What is needed:
Set the records down again, exactly, without their images.

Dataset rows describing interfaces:
________________________________________

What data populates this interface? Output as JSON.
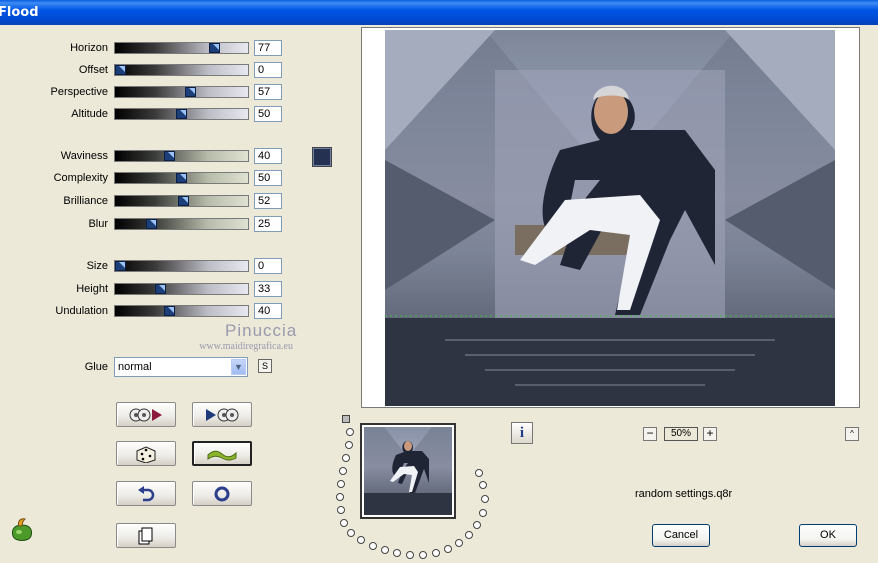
{
  "window": {
    "title": "Flood"
  },
  "sliders_group1": [
    {
      "label": "Horizon",
      "value": "77",
      "pct": 0.77
    },
    {
      "label": "Offset",
      "value": "0",
      "pct": 0.0
    },
    {
      "label": "Perspective",
      "value": "57",
      "pct": 0.57
    },
    {
      "label": "Altitude",
      "value": "50",
      "pct": 0.5
    }
  ],
  "sliders_group2": [
    {
      "label": "Waviness",
      "value": "40",
      "pct": 0.4
    },
    {
      "label": "Complexity",
      "value": "50",
      "pct": 0.5
    },
    {
      "label": "Brilliance",
      "value": "52",
      "pct": 0.52
    },
    {
      "label": "Blur",
      "value": "25",
      "pct": 0.25
    }
  ],
  "sliders_group3": [
    {
      "label": "Size",
      "value": "0",
      "pct": 0.0
    },
    {
      "label": "Height",
      "value": "33",
      "pct": 0.33
    },
    {
      "label": "Undulation",
      "value": "40",
      "pct": 0.4
    }
  ],
  "color": {
    "swatch": "#253150"
  },
  "watermark": {
    "line1": "Pinuccia",
    "line2": "www.maidiregrafica.eu"
  },
  "glue": {
    "label": "Glue",
    "value": "normal",
    "extra_button": "S"
  },
  "toolbar": {
    "icons": [
      "load-settings-icon",
      "save-settings-icon",
      "random-dice-icon",
      "wave-preset-icon",
      "undo-icon",
      "reset-icon",
      "copy-icon"
    ]
  },
  "preview": {
    "zoom": "50%",
    "minus": "−",
    "plus": "+",
    "up": "^",
    "info": "i"
  },
  "status": {
    "text": "random settings.q8r"
  },
  "buttons": {
    "cancel": "Cancel",
    "ok": "OK"
  }
}
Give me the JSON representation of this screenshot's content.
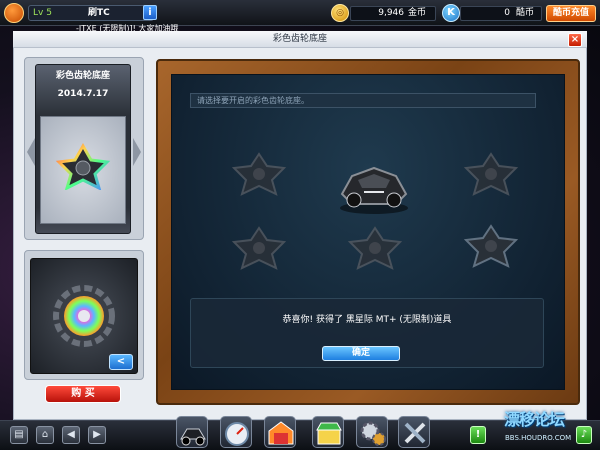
{
  "topbar": {
    "level": "Lv 5",
    "player_name": "刷TC",
    "info_label": "i",
    "coin_icon_char": "◎",
    "coins": "9,946",
    "coins_unit": "金币",
    "kcoin_icon_char": "K",
    "kcoins": "0",
    "kcoins_unit": "酷币",
    "recharge_label": "酷币充值"
  },
  "marquee": "-ITXE (无限制)]! 大家加油哦",
  "window": {
    "title": "彩色齿轮底座",
    "close_label": "×"
  },
  "item": {
    "name": "彩色齿轮底座",
    "date": "2014.7.17",
    "buy_label": "购 买",
    "preview_nav_label": "<"
  },
  "board": {
    "hint": "请选择要开启的彩色齿轮底座。",
    "result_text": "恭喜你! 获得了 黑星际 MT+ (无限制)道具",
    "confirm_label": "确定"
  },
  "bottombar": {
    "small_buttons": [
      "▤",
      "⌂",
      "◀",
      "▶"
    ],
    "green_buttons": [
      "!",
      "♪"
    ]
  },
  "watermark": {
    "forum_name": "漂移论坛",
    "url": "BBS.HOUDRO.COM"
  },
  "colors": {
    "recharge": "#e0661a",
    "buy": "#d42418",
    "confirm": "#2a8ff0",
    "frame": "#8a4f1c",
    "board": "#15293a"
  }
}
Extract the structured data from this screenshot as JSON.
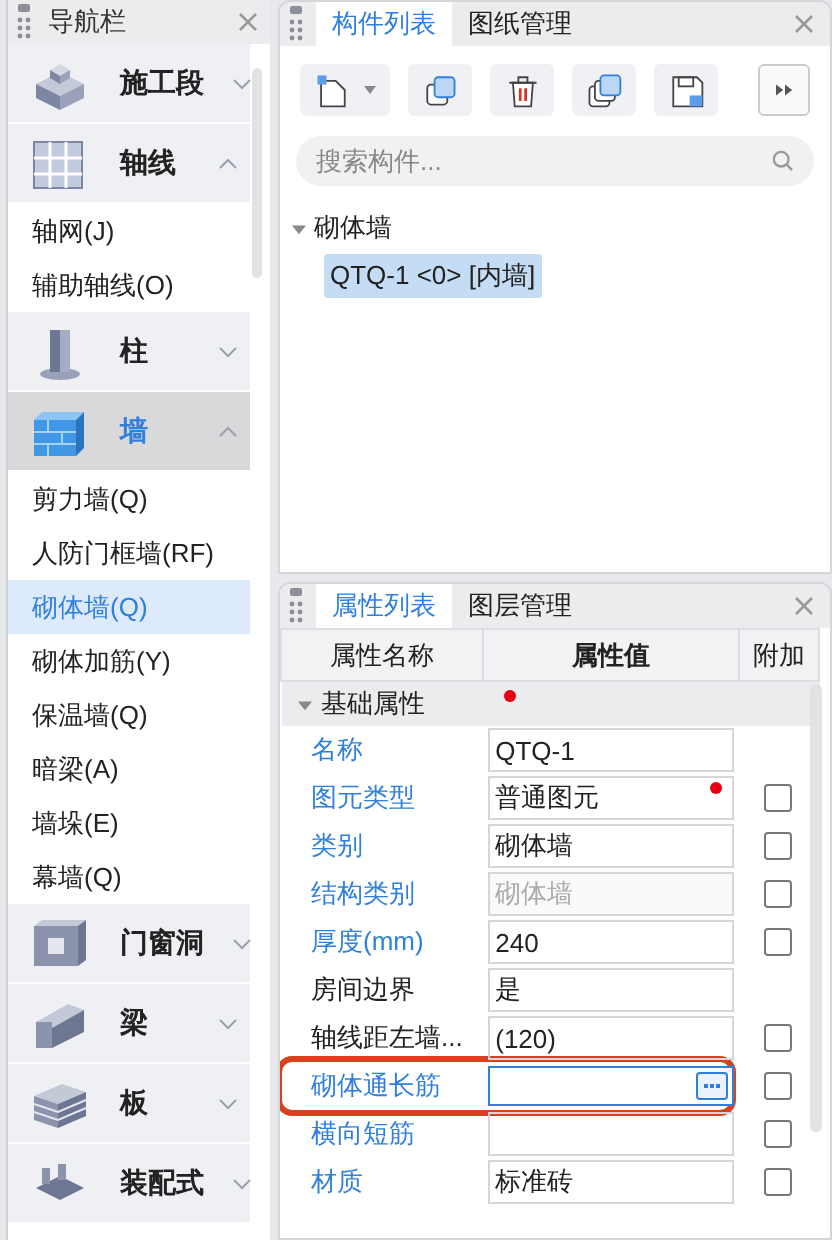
{
  "nav": {
    "title": "导航栏",
    "groups": [
      {
        "label": "施工段",
        "kind": "block",
        "expanded": false,
        "selected": false
      },
      {
        "label": "轴线",
        "kind": "grid",
        "expanded": true,
        "selected": false,
        "items": [
          {
            "label": "轴网(J)",
            "selected": false
          },
          {
            "label": "辅助轴线(O)",
            "selected": false
          }
        ]
      },
      {
        "label": "柱",
        "kind": "column",
        "expanded": false,
        "selected": false
      },
      {
        "label": "墙",
        "kind": "wall",
        "expanded": true,
        "selected": true,
        "items": [
          {
            "label": "剪力墙(Q)",
            "selected": false
          },
          {
            "label": "人防门框墙(RF)",
            "selected": false
          },
          {
            "label": "砌体墙(Q)",
            "selected": true
          },
          {
            "label": "砌体加筋(Y)",
            "selected": false
          },
          {
            "label": "保温墙(Q)",
            "selected": false
          },
          {
            "label": "暗梁(A)",
            "selected": false
          },
          {
            "label": "墙垛(E)",
            "selected": false
          },
          {
            "label": "幕墙(Q)",
            "selected": false
          }
        ]
      },
      {
        "label": "门窗洞",
        "kind": "opening",
        "expanded": false,
        "selected": false
      },
      {
        "label": "梁",
        "kind": "beam",
        "expanded": false,
        "selected": false
      },
      {
        "label": "板",
        "kind": "slab",
        "expanded": false,
        "selected": false
      },
      {
        "label": "装配式",
        "kind": "prefab",
        "expanded": false,
        "selected": false
      }
    ]
  },
  "component_panel": {
    "tabs": [
      {
        "label": "构件列表",
        "selected": true
      },
      {
        "label": "图纸管理",
        "selected": false
      }
    ],
    "toolbar": [
      {
        "kind": "new"
      },
      {
        "kind": "copy"
      },
      {
        "kind": "delete"
      },
      {
        "kind": "layer-copy"
      },
      {
        "kind": "save"
      }
    ],
    "search": {
      "placeholder": "搜索构件..."
    },
    "tree": [
      {
        "label": "砌体墙",
        "expanded": true,
        "children": [
          {
            "label": "QTQ-1 <0> [内墙]",
            "selected": true
          }
        ]
      }
    ]
  },
  "property_panel": {
    "tabs": [
      {
        "label": "属性列表",
        "selected": true
      },
      {
        "label": "图层管理",
        "selected": false
      }
    ],
    "columns": [
      "属性名称",
      "属性值",
      "附加"
    ],
    "section": {
      "label": "基础属性",
      "expanded": true,
      "marked": true
    },
    "rows": [
      {
        "name": "名称",
        "value": "QTQ-1",
        "public": true,
        "kind": "plain",
        "disabled": false,
        "marked": false,
        "editing": false,
        "annotated": false
      },
      {
        "name": "图元类型",
        "value": "普通图元",
        "public": true,
        "kind": "checkbox",
        "checked": false,
        "disabled": false,
        "marked": true,
        "editing": false,
        "annotated": false
      },
      {
        "name": "类别",
        "value": "砌体墙",
        "public": true,
        "kind": "checkbox",
        "checked": false,
        "disabled": false,
        "marked": false,
        "editing": false,
        "annotated": false
      },
      {
        "name": "结构类别",
        "value": "砌体墙",
        "public": true,
        "kind": "checkbox",
        "checked": false,
        "disabled": true,
        "marked": false,
        "editing": false,
        "annotated": false
      },
      {
        "name": "厚度(mm)",
        "value": "240",
        "public": true,
        "kind": "checkbox",
        "checked": false,
        "disabled": false,
        "marked": false,
        "editing": false,
        "annotated": false
      },
      {
        "name": "房间边界",
        "value": "是",
        "public": false,
        "kind": "plain",
        "disabled": false,
        "marked": false,
        "editing": false,
        "annotated": false
      },
      {
        "name": "轴线距左墙...",
        "value": "(120)",
        "public": false,
        "kind": "checkbox",
        "checked": false,
        "disabled": false,
        "marked": false,
        "editing": false,
        "annotated": false
      },
      {
        "name": "砌体通长筋",
        "public": true,
        "kind": "checkbox",
        "checked": false,
        "disabled": false,
        "marked": false,
        "editing": true,
        "annotated": true
      },
      {
        "name": "横向短筋",
        "public": true,
        "kind": "checkbox",
        "checked": false,
        "disabled": false,
        "marked": false,
        "editing": false,
        "annotated": false
      },
      {
        "name": "材质",
        "value": "标准砖",
        "public": true,
        "kind": "checkbox",
        "checked": false,
        "disabled": false,
        "marked": false,
        "editing": false,
        "annotated": false
      }
    ]
  }
}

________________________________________

Written response:
What data populates this interface? Output as JSON.
{
  "window": {
    "title": "Flood"
  },
  "sliders_group1": [
    {
      "label": "Horizon",
      "value": "77",
      "pct": 0.77
    },
    {
      "label": "Offset",
      "value": "0",
      "pct": 0.0
    },
    {
      "label": "Perspective",
      "value": "57",
      "pct": 0.57
    },
    {
      "label": "Altitude",
      "value": "50",
      "pct": 0.5
    }
  ],
  "sliders_group2": [
    {
      "label": "Waviness",
      "value": "40",
      "pct": 0.4
    },
    {
      "label": "Complexity",
      "value": "50",
      "pct": 0.5
    },
    {
      "label": "Brilliance",
      "value": "52",
      "pct": 0.52
    },
    {
      "label": "Blur",
      "value": "25",
      "pct": 0.25
    }
  ],
  "sliders_group3": [
    {
      "label": "Size",
      "value": "0",
      "pct": 0.0
    },
    {
      "label": "Height",
      "value": "33",
      "pct": 0.33
    },
    {
      "label": "Undulation",
      "value": "40",
      "pct": 0.4
    }
  ],
  "color": {
    "swatch": "#253150"
  },
  "watermark": {
    "line1": "Pinuccia",
    "line2": "www.maidiregrafica.eu"
  },
  "glue": {
    "label": "Glue",
    "value": "normal",
    "extra_button": "S"
  },
  "toolbar": {
    "icons": [
      "load-settings-icon",
      "save-settings-icon",
      "random-dice-icon",
      "wave-preset-icon",
      "undo-icon",
      "reset-icon",
      "copy-icon"
    ]
  },
  "preview": {
    "zoom": "50%",
    "minus": "−",
    "plus": "+",
    "up": "^",
    "info": "i"
  },
  "status": {
    "text": "random settings.q8r"
  },
  "buttons": {
    "cancel": "Cancel",
    "ok": "OK"
  }
}
Give me the JSON representation of this screenshot's content.
{
  "topbar": {
    "level": "Lv 5",
    "player_name": "刷TC",
    "info_label": "i",
    "coin_icon_char": "◎",
    "coins": "9,946",
    "coins_unit": "金币",
    "kcoin_icon_char": "K",
    "kcoins": "0",
    "kcoins_unit": "酷币",
    "recharge_label": "酷币充值"
  },
  "marquee": "-ITXE (无限制)]! 大家加油哦",
  "window": {
    "title": "彩色齿轮底座",
    "close_label": "×"
  },
  "item": {
    "name": "彩色齿轮底座",
    "date": "2014.7.17",
    "buy_label": "购 买",
    "preview_nav_label": "<"
  },
  "board": {
    "hint": "请选择要开启的彩色齿轮底座。",
    "result_text": "恭喜你! 获得了 黑星际 MT+ (无限制)道具",
    "confirm_label": "确定"
  },
  "bottombar": {
    "small_buttons": [
      "▤",
      "⌂",
      "◀",
      "▶"
    ],
    "green_buttons": [
      "!",
      "♪"
    ]
  },
  "watermark": {
    "forum_name": "漂移论坛",
    "url": "BBS.HOUDRO.COM"
  },
  "colors": {
    "recharge": "#e0661a",
    "buy": "#d42418",
    "confirm": "#2a8ff0",
    "frame": "#8a4f1c",
    "board": "#15293a"
  }
}
Extract the structured data from this screenshot as JSON.
{
  "nav": {
    "title": "导航栏",
    "groups": [
      {
        "label": "施工段",
        "kind": "block",
        "expanded": false,
        "selected": false
      },
      {
        "label": "轴线",
        "kind": "grid",
        "expanded": true,
        "selected": false,
        "items": [
          {
            "label": "轴网(J)",
            "selected": false
          },
          {
            "label": "辅助轴线(O)",
            "selected": false
          }
        ]
      },
      {
        "label": "柱",
        "kind": "column",
        "expanded": false,
        "selected": false
      },
      {
        "label": "墙",
        "kind": "wall",
        "expanded": true,
        "selected": true,
        "items": [
          {
            "label": "剪力墙(Q)",
            "selected": false
          },
          {
            "label": "人防门框墙(RF)",
            "selected": false
          },
          {
            "label": "砌体墙(Q)",
            "selected": true
          },
          {
            "label": "砌体加筋(Y)",
            "selected": false
          },
          {
            "label": "保温墙(Q)",
            "selected": false
          },
          {
            "label": "暗梁(A)",
            "selected": false
          },
          {
            "label": "墙垛(E)",
            "selected": false
          },
          {
            "label": "幕墙(Q)",
            "selected": false
          }
        ]
      },
      {
        "label": "门窗洞",
        "kind": "opening",
        "expanded": false,
        "selected": false
      },
      {
        "label": "梁",
        "kind": "beam",
        "expanded": false,
        "selected": false
      },
      {
        "label": "板",
        "kind": "slab",
        "expanded": false,
        "selected": false
      },
      {
        "label": "装配式",
        "kind": "prefab",
        "expanded": false,
        "selected": false
      }
    ]
  },
  "component_panel": {
    "tabs": [
      {
        "label": "构件列表",
        "selected": true
      },
      {
        "label": "图纸管理",
        "selected": false
      }
    ],
    "toolbar": [
      {
        "kind": "new"
      },
      {
        "kind": "copy"
      },
      {
        "kind": "delete"
      },
      {
        "kind": "layer-copy"
      },
      {
        "kind": "save"
      }
    ],
    "search": {
      "placeholder": "搜索构件..."
    },
    "tree": [
      {
        "label": "砌体墙",
        "expanded": true,
        "children": [
          {
            "label": "QTQ-1 <0> [内墙]",
            "selected": true
          }
        ]
      }
    ]
  },
  "property_panel": {
    "tabs": [
      {
        "label": "属性列表",
        "selected": true
      },
      {
        "label": "图层管理",
        "selected": false
      }
    ],
    "columns": [
      "属性名称",
      "属性值",
      "附加"
    ],
    "section": {
      "label": "基础属性",
      "expanded": true,
      "marked": true
    },
    "rows": [
      {
        "name": "名称",
        "value": "QTQ-1",
        "public": true,
        "kind": "plain",
        "disabled": false,
        "marked": false,
        "editing": false,
        "annotated": false
      },
      {
        "name": "图元类型",
        "value": "普通图元",
        "public": true,
        "kind": "checkbox",
        "checked": false,
        "disabled": false,
        "marked": true,
        "editing": false,
        "annotated": false
      },
      {
        "name": "类别",
        "value": "砌体墙",
        "public": true,
        "kind": "checkbox",
        "checked": false,
        "disabled": false,
        "marked": false,
        "editing": false,
        "annotated": false
      },
      {
        "name": "结构类别",
        "value": "砌体墙",
        "public": true,
        "kind": "checkbox",
        "checked": false,
        "disabled": true,
        "marked": false,
        "editing": false,
        "annotated": false
      },
      {
        "name": "厚度(mm)",
        "value": "240",
        "public": true,
        "kind": "checkbox",
        "checked": false,
        "disabled": false,
        "marked": false,
        "editing": false,
        "annotated": false
      },
      {
        "name": "房间边界",
        "value": "是",
        "public": false,
        "kind": "plain",
        "disabled": false,
        "marked": false,
        "editing": false,
        "annotated": false
      },
      {
        "name": "轴线距左墙...",
        "value": "(120)",
        "public": false,
        "kind": "checkbox",
        "checked": false,
        "disabled": false,
        "marked": false,
        "editing": false,
        "annotated": false
      },
      {
        "name": "砌体通长筋",
        "public": true,
        "kind": "checkbox",
        "checked": false,
        "disabled": false,
        "marked": false,
        "editing": true,
        "annotated": true
      },
      {
        "name": "横向短筋",
        "public": true,
        "kind": "checkbox",
        "checked": false,
        "disabled": false,
        "marked": false,
        "editing": false,
        "annotated": false
      },
      {
        "name": "材质",
        "value": "标准砖",
        "public": true,
        "kind": "checkbox",
        "checked": false,
        "disabled": false,
        "marked": false,
        "editing": false,
        "annotated": false
      }
    ]
  }
}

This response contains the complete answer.